Building the Post-1949 State in China and Taiwan: Bureaucratic, Campaign, and Performative Modalities of Policy Implementation

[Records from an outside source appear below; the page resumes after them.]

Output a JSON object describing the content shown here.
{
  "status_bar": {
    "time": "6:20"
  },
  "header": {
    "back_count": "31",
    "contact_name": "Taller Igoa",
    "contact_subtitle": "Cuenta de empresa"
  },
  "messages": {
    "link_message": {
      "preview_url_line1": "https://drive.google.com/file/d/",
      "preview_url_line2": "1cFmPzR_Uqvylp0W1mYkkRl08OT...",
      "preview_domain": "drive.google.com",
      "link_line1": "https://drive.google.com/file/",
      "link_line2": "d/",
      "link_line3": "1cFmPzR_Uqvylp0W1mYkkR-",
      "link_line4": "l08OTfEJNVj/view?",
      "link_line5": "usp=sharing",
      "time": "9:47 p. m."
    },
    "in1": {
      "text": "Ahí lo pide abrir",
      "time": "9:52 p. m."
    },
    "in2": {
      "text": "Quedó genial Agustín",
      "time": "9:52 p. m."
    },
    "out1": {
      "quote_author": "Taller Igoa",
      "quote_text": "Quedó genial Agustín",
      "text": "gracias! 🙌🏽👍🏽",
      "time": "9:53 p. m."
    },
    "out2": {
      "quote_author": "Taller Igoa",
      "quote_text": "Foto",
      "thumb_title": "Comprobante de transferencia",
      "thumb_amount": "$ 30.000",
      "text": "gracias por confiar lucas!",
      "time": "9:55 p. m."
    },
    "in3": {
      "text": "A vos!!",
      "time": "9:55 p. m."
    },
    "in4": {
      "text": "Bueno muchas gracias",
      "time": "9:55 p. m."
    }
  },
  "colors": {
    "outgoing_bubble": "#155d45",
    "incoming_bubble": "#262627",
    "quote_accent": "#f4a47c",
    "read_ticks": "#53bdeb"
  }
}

By the late 1950s, the People's Republic of China (PRC) and Republic of China (ROC) stood as exemplars of success for both "revolutionary" and "conservative" variants of the modern state. However, in 1949, these two regimes had an overlooked yet substantial amount in common in structure and state building agendas. Both were highly militarized Leninist single party states that needed to simultaneously create effective state institutions, dispatch political enemies, establish the prerequisites for the modernization of the economy, and mobilize support in areas where their connections to local society were weak to non-existent. Juxtaposing the PRC in Sunan (Southern Jiangsu) with the ROC in Taiwan illustrates that each relied on a mix of bureaucratic and campaign modalities to implement policies deemed essential to state building - dispatching enemies of the state, and implementing land reform. However, public campaign performance pointed to key differences in their core values, self-representation, and attempts to generate legitimacy. In Sunan, campaigns were deployed in a highly public way that erased intermediary organizations, encouraged violent "high tides," and required a mobilized public to emotionally merge with the state. Conversely, Taiwan implemented and justified campaigns in a manner that stressed law, procedure, and gradualist technocracy. These modalities of policy implementation structured state building long after the early years of regime consolidation.